As it currently works, the first $5.5 million of an estate is exempt for an individual and, for a married couple, the first $11 million. For inheritances that exceed that value, owners are then taxed at a rate of 40 percent. Only an incredibly small number of Americans have to pay the estate tax each year: 2 in 1,000 estates (or 0.2 percent). Even so, the estate tax generates a significant amount of revenue: In 2016, the tax generated roughly $14 billion.
Both the House and Senate bills propose doubling exemptions to the estate tax, which would bring the total amount of an estate that can be passed down without taxes to $11 million for an individual and $22 million for a couple. The House bill, though, takes this one step further by proposing double exemptions until 2024, at which point the estate tax would be completely eliminated.
Mother Jones spoke with Americans for Tax Fairness, an advocacy group focused on progressive tax reform, about how these changes to the estate tax will benefit the ultra-wealthy, specifically the top 15 richest Americans, as ranked and reported by Forbes. If the exemptions are doubled, each estate would save $4.4 million for a couple, or $2.2 million for a single person. And if the tax is repealed, that’s where things get interesting: According to numbers crunched by Americans for Tax Fairness, in that scenario, the people who inherit money from this tiny group of people could potentially save more than a whopping $300 billion combined.
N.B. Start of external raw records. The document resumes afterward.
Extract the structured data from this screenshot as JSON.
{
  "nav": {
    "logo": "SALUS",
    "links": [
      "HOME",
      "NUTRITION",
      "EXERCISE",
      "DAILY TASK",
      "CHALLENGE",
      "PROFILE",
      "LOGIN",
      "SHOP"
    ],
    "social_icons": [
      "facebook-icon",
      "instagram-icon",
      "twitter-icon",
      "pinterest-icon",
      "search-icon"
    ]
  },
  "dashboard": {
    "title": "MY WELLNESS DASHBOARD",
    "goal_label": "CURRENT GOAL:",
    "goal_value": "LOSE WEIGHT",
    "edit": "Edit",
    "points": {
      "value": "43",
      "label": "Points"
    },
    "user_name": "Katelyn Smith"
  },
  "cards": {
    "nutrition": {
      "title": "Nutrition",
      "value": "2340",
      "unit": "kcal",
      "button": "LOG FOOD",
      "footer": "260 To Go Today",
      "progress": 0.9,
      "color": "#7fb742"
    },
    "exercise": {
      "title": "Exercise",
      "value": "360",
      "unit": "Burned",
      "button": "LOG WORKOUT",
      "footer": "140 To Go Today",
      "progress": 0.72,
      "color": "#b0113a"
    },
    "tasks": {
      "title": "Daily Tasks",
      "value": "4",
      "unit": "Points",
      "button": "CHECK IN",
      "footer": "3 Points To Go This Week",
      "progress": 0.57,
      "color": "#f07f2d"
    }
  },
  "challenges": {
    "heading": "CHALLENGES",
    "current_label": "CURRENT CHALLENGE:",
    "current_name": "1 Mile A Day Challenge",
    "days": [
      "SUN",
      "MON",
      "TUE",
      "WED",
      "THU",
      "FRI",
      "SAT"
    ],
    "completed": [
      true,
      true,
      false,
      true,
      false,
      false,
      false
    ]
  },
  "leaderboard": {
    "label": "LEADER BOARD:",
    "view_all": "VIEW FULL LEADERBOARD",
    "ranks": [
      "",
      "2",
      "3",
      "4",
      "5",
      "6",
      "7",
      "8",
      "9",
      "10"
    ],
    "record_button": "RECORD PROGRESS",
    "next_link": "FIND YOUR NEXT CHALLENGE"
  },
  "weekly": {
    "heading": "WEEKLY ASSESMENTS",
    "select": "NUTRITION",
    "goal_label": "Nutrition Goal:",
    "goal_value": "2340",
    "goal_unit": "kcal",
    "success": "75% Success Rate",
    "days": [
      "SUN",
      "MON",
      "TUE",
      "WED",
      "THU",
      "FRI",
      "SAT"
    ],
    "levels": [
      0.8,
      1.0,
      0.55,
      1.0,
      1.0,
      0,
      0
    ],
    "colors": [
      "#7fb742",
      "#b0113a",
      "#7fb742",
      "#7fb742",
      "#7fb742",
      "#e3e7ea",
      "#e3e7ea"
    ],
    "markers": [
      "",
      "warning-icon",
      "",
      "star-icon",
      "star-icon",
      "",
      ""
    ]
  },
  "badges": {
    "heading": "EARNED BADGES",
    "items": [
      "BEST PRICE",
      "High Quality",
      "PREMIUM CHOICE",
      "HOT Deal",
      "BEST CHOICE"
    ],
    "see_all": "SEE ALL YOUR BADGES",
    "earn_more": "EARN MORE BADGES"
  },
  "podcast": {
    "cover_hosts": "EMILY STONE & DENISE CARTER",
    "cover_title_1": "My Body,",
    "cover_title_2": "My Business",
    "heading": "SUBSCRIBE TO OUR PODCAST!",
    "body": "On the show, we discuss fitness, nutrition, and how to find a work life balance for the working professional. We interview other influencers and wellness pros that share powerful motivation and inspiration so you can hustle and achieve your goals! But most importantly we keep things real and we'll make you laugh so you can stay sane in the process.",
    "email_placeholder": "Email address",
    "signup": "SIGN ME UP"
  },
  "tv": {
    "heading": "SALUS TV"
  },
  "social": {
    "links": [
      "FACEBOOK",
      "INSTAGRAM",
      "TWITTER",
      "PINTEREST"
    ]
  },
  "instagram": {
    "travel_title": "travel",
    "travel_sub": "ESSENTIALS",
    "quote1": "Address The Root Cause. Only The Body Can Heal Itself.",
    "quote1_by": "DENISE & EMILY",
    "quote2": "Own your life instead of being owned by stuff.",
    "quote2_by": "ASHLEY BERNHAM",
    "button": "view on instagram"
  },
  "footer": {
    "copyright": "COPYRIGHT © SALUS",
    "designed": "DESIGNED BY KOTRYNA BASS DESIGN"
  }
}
And the families of GOP-megadonors Charles and David Koch could collectively save nearly $39 billion, while the heirs of Republican kingmaker and moneyman Sheldon Adelson could be looking at $14 billion.
This is not to say the Trump kids won’t benefit; they still will:
Bear in mind that these numbers are estimates and might not reflect exactly how much each estate will actually save. They are also calculated using a number of assumptions: that each person on the list is married (as marital status can and often does change), that each individual would pass on their entire estate, and that each person’s entire estate is actually taxable. (The amount a person passes on may be less than the full wealth listed here, based on how much they plan to donate before they die and other factors, like savvy estate planners.) “Any wealthy person is probably doing all sorts of things to avoid the estate tax” notes Jacob Leibenluft, a senior adviser at the Center on Budget and Policy Priorities. Finally, a few of the people on this list—Bill Gates, Warren Buffett, Mark Zuckerberg, Larry Ellison, and Michael Bloomberg—have signed “The Giving Pledge,” a promise to give away “more than half of their wealth to philanthropy or charitable causes during their lifetime or in their will,” which would alter how much of their estate would be subject to the estate tax. Since it’s not a binding pledge, we did not take it into consideration in these calculations.
This chart rather indicates the maximum amount each person’s estate could potentially save if the estate tax is repealed.
The differences between the House and Senate versions of this bill of course still have to be reconciled before Congress can send a final version of the bill to President Trump to sign. But either way, it’s clear this group, along with the Trump children, will benefit immensely. “What we see as a result of the estate tax cuts in both the House and Senate bills are, I think, measures that would contribute to growing inequality,” says Leibenluft. “We should be thinking about how we more robustly tax inherited wealth, not going backward.”
Image Credit: Kin Cheung/AP; Victoria Bonn-Meuser/DPA/ZUMA; Markus Schreiber/AP